COMPTON — New Wilmington Arms, a housing project so notorious as a drug bazaar that one city councilman says it should be demolished, is for sale.
Its owners, Goldrich & Kest, say that after a decade of trying to turn the troubled project around, they are throwing in the towel.
"We're exhausted," said Robert Hirsch, the Goldrich & Kest partner in charge of the sale. "We've spent 10 years with it, and all we've been is kicked. We've not been able to do the turnaround that we have done with other projects we owned."
A collection of cocoa-colored buildings at the corner of Laurel Street and Wilmington Avenue, the project is home to about 1,000 people, most of them women and children on public assistance. At least seven of the 163 units are boarded up. Grass around the complex is dried and dying. Mattresses and other trash are strewn about.
Police, city officials and Goldrich & Kest agree that drug dealing has been the No. 1 problem at Wilmington Arms for years.
"Everyone knows what goes on there," Councilman Maxcy D. Filer said with disgust. "I think we should proceed by declaring it a public nuisance and abate the nuisance by confiscating and demolishing it."
Four years ago, police records showed that in a 12-month period there were 63 drug-related arrests in or around the complex. On a recent Saturday morning, police conducted a surprise visit, armed with a search warrant and confidential information that pinpointed one apartment as having a cache of drugs.

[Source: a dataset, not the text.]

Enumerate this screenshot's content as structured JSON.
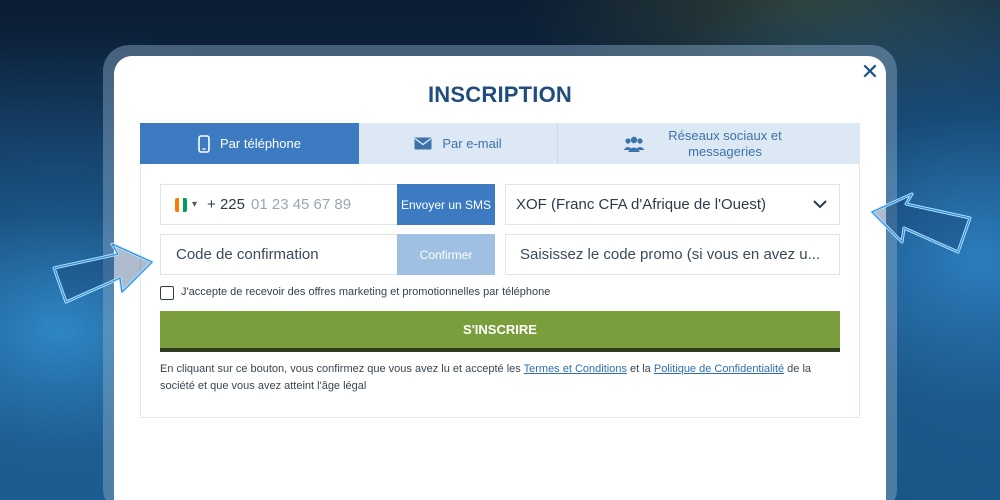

They did not find drugs in the apartment, but arrested three young men in the parking lot on charges of possessing drugs for sale.
In 1985, in an effort to force Goldrich & Kest to rid the project of dealers, the City Council passed a public nuisance ordinance that allows the city to go to court to confiscate and demolish a property if its owners will not take steps to evict dealers and renters who allow their apartments to be used for drug sales.
The city stopped short of going to court, however, when Goldrich & Kest, which owns more than 100 low-income housing projects around the state, promised to take steps to clean out the drug dealers. The firm, which bought the project in 1978 from an owner that had gone into default, said it would improve security, put in new lighting and remove the carports that often shielded drug transactions.
Goldrich & Kest took those measures, but Hirsch says the firm has run out of ideas for dealing with what he says is an escalating drug problem in inner-city areas.
"We have put forward a very substantial amount of money and our best efforts to date and it's entirely logical that a new broom with proven core (inner-city) experience . . . will do a much better job and give the tenants a much better environment," he said.
Hirsch says that the firm has tried many times to evict drug dealers who are tenants and tenants who allow dealers to use their apartments. But the firm has been stymied, he says, because the courts are reluctant to evict people.
Filer and City Housing Director Ambrose Stevens are skeptical of Goldrich & Kest's efforts to clean out Wilmington Arms. They point out that the firm owns another low-income project on Rosecrans Avenue--Douglas Park Apartments--that is a model of civility. Police say they have had no trouble with drugs there.
Hirsch says the three-story design of Wilmington Arms, with interior hallways, makes it difficult to properly police. Goldrich & Kest build most of the projects they own, but did not build Wilmington Arms, Hirsch said. A much better living and policing environment can be created in a garden-style project in which all the units open onto the outside, he said.
Stevens said Goldrich & Kest's management team is not adequate. "Under the proper management it is not going to be in the condition that it is," he said.
The firm has a buyer for the project. The purchasing syndicate includes Paul Saben, a Sepulveda investor, and Robert Fillet, an investor from Newport Beach. They have recruited a management firm, Alpha Property, which they say can operate the complex properly.
'Bargain Sale' Considered
City officials, however, are considering exercising options under a new federal program that would increase the city's share of the money to be made on the housing project sale. Known as a "bargain sale," the federal program is designed to promote low-income housing investment and the rehabilitation of troubled projects.
The program requires that the project be sold to a public agency such as a city or to a charitable organization. The city or the charity would immediately sell to a specified buyer at a higher price. To sweeten the deal financially for the buyer and seller, the original seller would get a charitable deduction and the eventual buyer would get tax credits, which are, theoretically, supposed to allow the buyer to have money left over for rehabilitation.
Higher Price Sought